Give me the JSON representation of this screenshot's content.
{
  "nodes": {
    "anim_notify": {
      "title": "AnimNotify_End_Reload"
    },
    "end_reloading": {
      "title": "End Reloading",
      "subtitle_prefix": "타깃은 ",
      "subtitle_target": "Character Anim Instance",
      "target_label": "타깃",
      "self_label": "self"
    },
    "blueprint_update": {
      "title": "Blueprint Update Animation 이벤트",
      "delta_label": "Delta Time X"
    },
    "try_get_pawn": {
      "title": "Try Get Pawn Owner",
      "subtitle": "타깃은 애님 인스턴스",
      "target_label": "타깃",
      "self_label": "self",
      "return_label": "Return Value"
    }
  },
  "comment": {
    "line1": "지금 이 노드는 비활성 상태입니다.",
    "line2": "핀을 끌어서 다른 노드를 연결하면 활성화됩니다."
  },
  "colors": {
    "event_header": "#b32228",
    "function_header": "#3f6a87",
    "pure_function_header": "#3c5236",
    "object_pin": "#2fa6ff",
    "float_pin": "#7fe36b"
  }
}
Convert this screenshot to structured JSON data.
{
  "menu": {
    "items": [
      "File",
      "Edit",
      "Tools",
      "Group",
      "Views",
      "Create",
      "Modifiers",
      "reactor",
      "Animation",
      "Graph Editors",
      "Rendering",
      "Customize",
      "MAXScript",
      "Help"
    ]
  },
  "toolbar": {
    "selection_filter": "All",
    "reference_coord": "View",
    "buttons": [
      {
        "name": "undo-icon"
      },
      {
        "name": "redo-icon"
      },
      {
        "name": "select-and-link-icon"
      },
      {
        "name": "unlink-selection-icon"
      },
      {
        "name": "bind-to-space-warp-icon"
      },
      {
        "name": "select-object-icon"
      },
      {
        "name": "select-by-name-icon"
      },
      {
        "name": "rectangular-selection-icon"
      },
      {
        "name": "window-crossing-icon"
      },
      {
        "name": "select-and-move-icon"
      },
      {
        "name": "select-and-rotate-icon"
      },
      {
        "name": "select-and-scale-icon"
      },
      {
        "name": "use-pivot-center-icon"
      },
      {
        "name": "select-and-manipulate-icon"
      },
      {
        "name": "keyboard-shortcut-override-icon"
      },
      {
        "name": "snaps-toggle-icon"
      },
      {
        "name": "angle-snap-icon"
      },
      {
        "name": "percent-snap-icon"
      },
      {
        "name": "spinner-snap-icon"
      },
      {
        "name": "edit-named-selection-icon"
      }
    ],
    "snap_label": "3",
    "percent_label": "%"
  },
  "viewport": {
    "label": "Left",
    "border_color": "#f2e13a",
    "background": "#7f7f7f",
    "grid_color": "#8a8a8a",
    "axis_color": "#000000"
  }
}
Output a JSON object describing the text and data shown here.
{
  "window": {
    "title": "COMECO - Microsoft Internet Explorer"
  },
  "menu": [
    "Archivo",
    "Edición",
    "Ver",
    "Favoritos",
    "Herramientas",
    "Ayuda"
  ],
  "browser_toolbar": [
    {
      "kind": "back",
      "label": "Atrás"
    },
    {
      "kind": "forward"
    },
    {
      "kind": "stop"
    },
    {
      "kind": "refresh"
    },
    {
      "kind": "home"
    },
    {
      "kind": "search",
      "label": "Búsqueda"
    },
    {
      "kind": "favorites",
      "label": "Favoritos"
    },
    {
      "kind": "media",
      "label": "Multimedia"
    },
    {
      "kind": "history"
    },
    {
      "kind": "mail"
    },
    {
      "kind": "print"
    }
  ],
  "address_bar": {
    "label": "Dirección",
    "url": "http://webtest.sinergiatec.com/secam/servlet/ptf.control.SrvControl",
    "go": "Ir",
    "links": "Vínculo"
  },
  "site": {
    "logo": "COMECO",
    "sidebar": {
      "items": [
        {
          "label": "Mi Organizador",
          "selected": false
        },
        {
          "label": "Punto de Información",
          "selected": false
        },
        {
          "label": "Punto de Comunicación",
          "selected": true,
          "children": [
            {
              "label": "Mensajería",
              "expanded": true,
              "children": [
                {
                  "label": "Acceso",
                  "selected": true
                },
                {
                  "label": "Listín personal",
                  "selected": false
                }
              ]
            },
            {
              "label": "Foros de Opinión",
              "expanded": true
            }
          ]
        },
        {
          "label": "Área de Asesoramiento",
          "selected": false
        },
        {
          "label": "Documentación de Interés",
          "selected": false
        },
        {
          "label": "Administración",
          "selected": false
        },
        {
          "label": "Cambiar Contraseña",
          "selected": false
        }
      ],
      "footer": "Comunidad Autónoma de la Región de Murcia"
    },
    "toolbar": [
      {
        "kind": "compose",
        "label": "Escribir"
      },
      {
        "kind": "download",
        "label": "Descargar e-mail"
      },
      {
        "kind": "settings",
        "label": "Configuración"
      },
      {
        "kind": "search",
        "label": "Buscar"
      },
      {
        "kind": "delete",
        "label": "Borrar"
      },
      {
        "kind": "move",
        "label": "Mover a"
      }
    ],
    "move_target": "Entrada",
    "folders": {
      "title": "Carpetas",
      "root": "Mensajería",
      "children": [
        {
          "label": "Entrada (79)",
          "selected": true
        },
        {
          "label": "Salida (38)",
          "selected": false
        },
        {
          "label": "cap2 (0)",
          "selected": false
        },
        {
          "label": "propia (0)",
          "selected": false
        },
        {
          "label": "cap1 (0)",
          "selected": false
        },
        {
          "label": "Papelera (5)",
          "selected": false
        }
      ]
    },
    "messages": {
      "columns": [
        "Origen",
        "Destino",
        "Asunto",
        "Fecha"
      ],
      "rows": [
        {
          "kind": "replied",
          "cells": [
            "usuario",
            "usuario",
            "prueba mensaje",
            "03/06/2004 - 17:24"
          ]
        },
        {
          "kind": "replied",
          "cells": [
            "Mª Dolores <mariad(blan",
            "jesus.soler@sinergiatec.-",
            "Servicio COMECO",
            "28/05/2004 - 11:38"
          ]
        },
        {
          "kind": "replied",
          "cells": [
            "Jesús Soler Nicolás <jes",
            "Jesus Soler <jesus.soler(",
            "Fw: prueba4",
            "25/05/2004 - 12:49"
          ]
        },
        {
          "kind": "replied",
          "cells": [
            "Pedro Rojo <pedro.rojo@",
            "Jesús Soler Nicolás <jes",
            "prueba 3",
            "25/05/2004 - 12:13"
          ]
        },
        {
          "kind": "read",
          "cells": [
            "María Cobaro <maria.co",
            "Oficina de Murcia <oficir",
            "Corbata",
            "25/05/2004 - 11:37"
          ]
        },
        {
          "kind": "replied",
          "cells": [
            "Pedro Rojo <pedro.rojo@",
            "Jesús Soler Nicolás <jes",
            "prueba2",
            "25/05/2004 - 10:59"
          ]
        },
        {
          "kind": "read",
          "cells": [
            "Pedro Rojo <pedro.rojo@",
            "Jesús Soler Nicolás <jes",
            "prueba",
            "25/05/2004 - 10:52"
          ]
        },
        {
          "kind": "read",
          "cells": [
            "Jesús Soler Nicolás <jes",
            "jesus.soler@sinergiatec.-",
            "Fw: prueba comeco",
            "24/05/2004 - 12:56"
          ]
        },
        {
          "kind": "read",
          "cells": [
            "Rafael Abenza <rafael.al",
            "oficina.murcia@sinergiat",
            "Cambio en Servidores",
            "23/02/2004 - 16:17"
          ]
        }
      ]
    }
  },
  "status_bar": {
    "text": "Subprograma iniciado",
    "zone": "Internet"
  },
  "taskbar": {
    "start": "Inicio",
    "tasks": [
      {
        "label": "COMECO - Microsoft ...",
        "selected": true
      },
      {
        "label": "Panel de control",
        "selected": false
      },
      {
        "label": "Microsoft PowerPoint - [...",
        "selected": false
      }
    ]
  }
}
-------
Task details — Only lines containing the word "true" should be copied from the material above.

Response for this exercise —
          "selected": true,
              "expanded": true,
                  "selected": true
              "expanded": true
          "selected": true
        "selected": true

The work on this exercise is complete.